Your answer must be an exact copy of the records below, minus any images.

-=-=-=-=-

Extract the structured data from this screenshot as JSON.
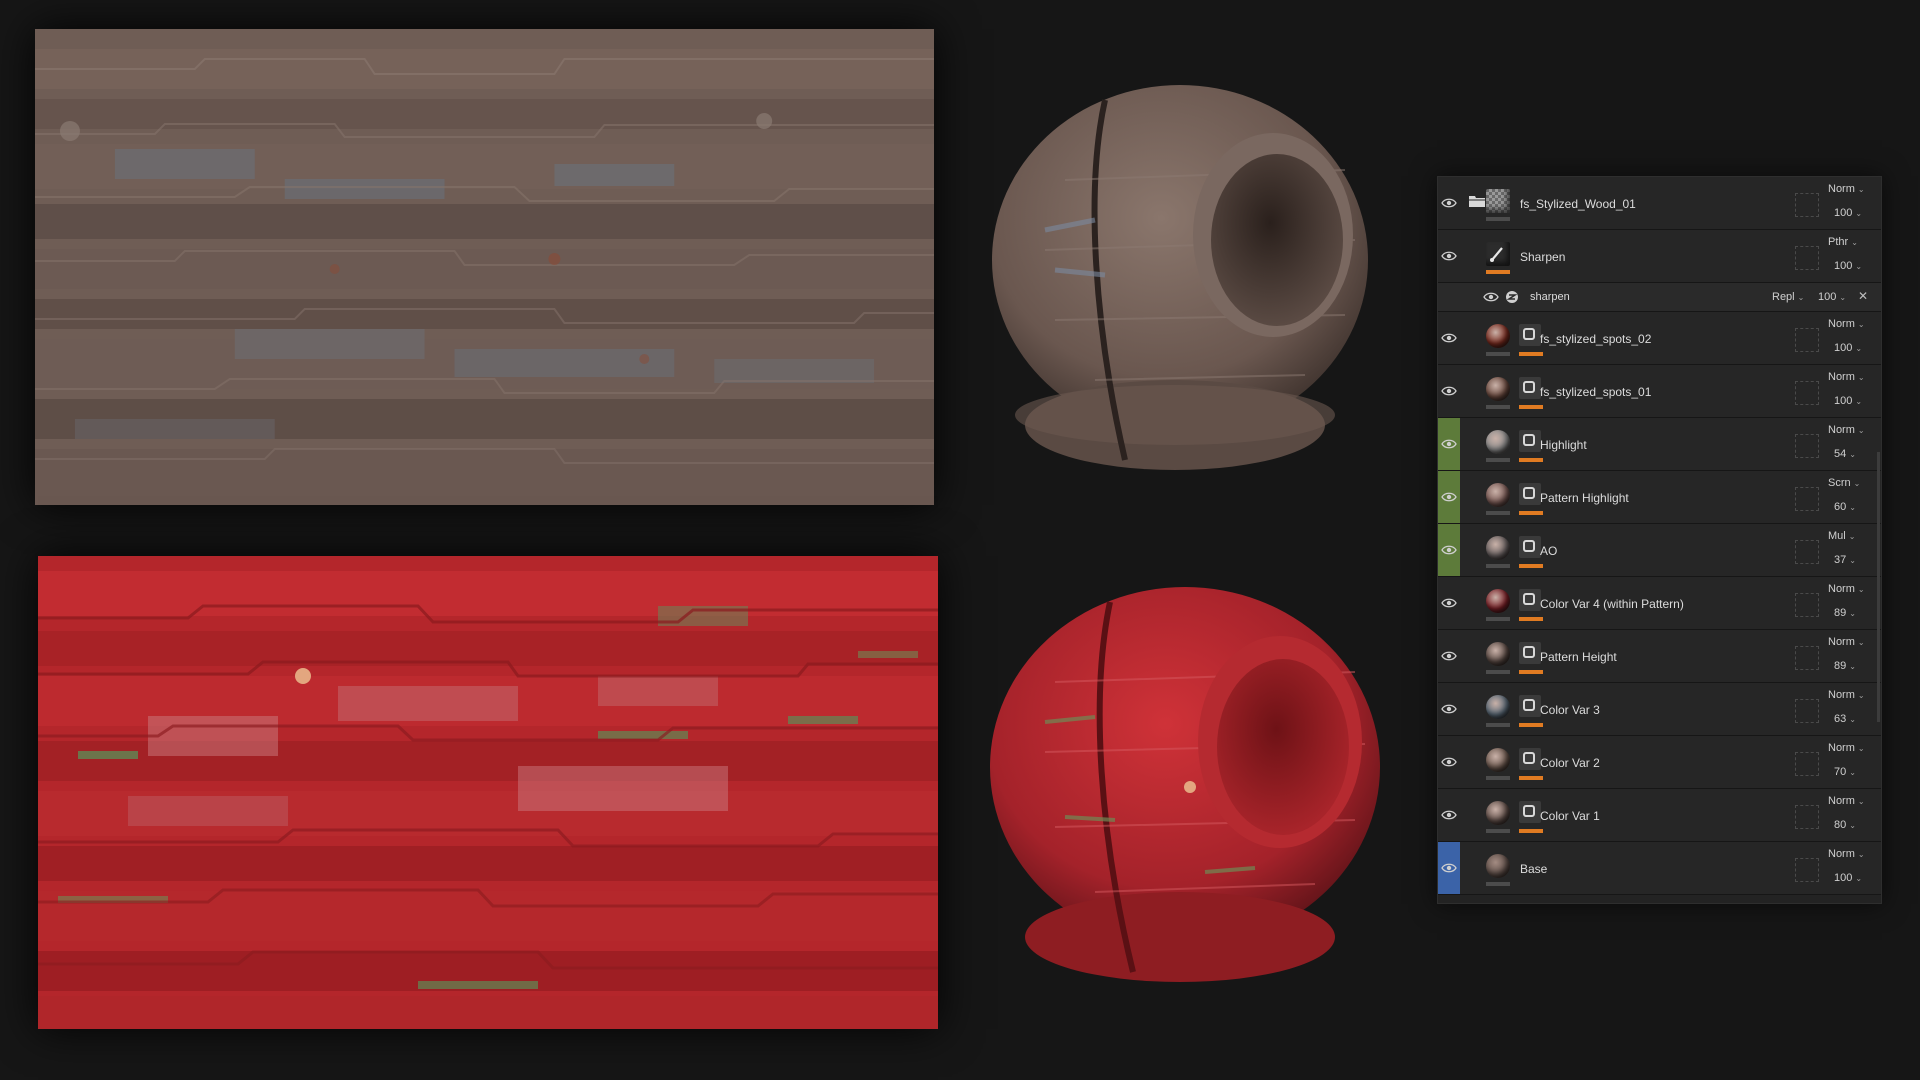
{
  "colors": {
    "background": "#161616",
    "panel": "#232323",
    "accent_orange": "#e07b22",
    "tint_green": "#5d7b3a",
    "tint_blue": "#3b63a8"
  },
  "layers_panel": {
    "rows": [
      {
        "name": "fs_Stylized_Wood_01",
        "blend": "Norm",
        "opacity": "100",
        "type": "folder",
        "tint": "",
        "thumb": "#8a8a8a"
      },
      {
        "name": "Sharpen",
        "blend": "Pthr",
        "opacity": "100",
        "type": "filter",
        "tint": "",
        "thumb": "#2c2c2c"
      },
      {
        "name": "sharpen",
        "blend": "Repl",
        "opacity": "100",
        "type": "effect",
        "tint": "",
        "thumb": ""
      },
      {
        "name": "fs_stylized_spots_02",
        "blend": "Norm",
        "opacity": "100",
        "type": "fill",
        "tint": "",
        "thumb": "#7a2b1f"
      },
      {
        "name": "fs_stylized_spots_01",
        "blend": "Norm",
        "opacity": "100",
        "type": "fill",
        "tint": "",
        "thumb": "#6b4a3f"
      },
      {
        "name": "Highlight",
        "blend": "Norm",
        "opacity": "54",
        "type": "fill",
        "tint": "#5d7b3a",
        "thumb": "#8e8e8e"
      },
      {
        "name": "Pattern Highlight",
        "blend": "Scrn",
        "opacity": "60",
        "type": "fill",
        "tint": "#5d7b3a",
        "thumb": "#7a5a55"
      },
      {
        "name": "AO",
        "blend": "Mul",
        "opacity": "37",
        "type": "fill",
        "tint": "#5d7b3a",
        "thumb": "#6a6262"
      },
      {
        "name": "Color Var 4 (within Pattern)",
        "blend": "Norm",
        "opacity": "89",
        "type": "fill",
        "tint": "",
        "thumb": "#7a1f26"
      },
      {
        "name": "Pattern Height",
        "blend": "Norm",
        "opacity": "89",
        "type": "fill",
        "tint": "",
        "thumb": "#5a4a44"
      },
      {
        "name": "Color Var 3",
        "blend": "Norm",
        "opacity": "63",
        "type": "fill",
        "tint": "",
        "thumb": "#5a6a78"
      },
      {
        "name": "Color Var 2",
        "blend": "Norm",
        "opacity": "70",
        "type": "fill",
        "tint": "",
        "thumb": "#6e5a50"
      },
      {
        "name": "Color Var 1",
        "blend": "Norm",
        "opacity": "80",
        "type": "fill",
        "tint": "",
        "thumb": "#62504a"
      },
      {
        "name": "Base",
        "blend": "Norm",
        "opacity": "100",
        "type": "base",
        "tint": "#3b63a8",
        "thumb": "#5e4e48"
      }
    ]
  }
}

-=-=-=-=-

_REPLY TO THE TASK_
Extract the structured data from this screenshot as JSON.
{
  "colors": {
    "background": "#161616",
    "panel": "#232323",
    "accent_orange": "#e07b22",
    "tint_green": "#5d7b3a",
    "tint_blue": "#3b63a8"
  },
  "layers_panel": {
    "rows": [
      {
        "name": "fs_Stylized_Wood_01",
        "blend": "Norm",
        "opacity": "100",
        "type": "folder",
        "tint": "",
        "thumb": "#8a8a8a"
      },
      {
        "name": "Sharpen",
        "blend": "Pthr",
        "opacity": "100",
        "type": "filter",
        "tint": "",
        "thumb": "#2c2c2c"
      },
      {
        "name": "sharpen",
        "blend": "Repl",
        "opacity": "100",
        "type": "effect",
        "tint": "",
        "thumb": ""
      },
      {
        "name": "fs_stylized_spots_02",
        "blend": "Norm",
        "opacity": "100",
        "type": "fill",
        "tint": "",
        "thumb": "#7a2b1f"
      },
      {
        "name": "fs_stylized_spots_01",
        "blend": "Norm",
        "opacity": "100",
        "type": "fill",
        "tint": "",
        "thumb": "#6b4a3f"
      },
      {
        "name": "Highlight",
        "blend": "Norm",
        "opacity": "54",
        "type": "fill",
        "tint": "#5d7b3a",
        "thumb": "#8e8e8e"
      },
      {
        "name": "Pattern Highlight",
        "blend": "Scrn",
        "opacity": "60",
        "type": "fill",
        "tint": "#5d7b3a",
        "thumb": "#7a5a55"
      },
      {
        "name": "AO",
        "blend": "Mul",
        "opacity": "37",
        "type": "fill",
        "tint": "#5d7b3a",
        "thumb": "#6a6262"
      },
      {
        "name": "Color Var 4 (within Pattern)",
        "blend": "Norm",
        "opacity": "89",
        "type": "fill",
        "tint": "",
        "thumb": "#7a1f26"
      },
      {
        "name": "Pattern Height",
        "blend": "Norm",
        "opacity": "89",
        "type": "fill",
        "tint": "",
        "thumb": "#5a4a44"
      },
      {
        "name": "Color Var 3",
        "blend": "Norm",
        "opacity": "63",
        "type": "fill",
        "tint": "",
        "thumb": "#5a6a78"
      },
      {
        "name": "Color Var 2",
        "blend": "Norm",
        "opacity": "70",
        "type": "fill",
        "tint": "",
        "thumb": "#6e5a50"
      },
      {
        "name": "Color Var 1",
        "blend": "Norm",
        "opacity": "80",
        "type": "fill",
        "tint": "",
        "thumb": "#62504a"
      },
      {
        "name": "Base",
        "blend": "Norm",
        "opacity": "100",
        "type": "base",
        "tint": "#3b63a8",
        "thumb": "#5e4e48"
      }
    ]
  }
}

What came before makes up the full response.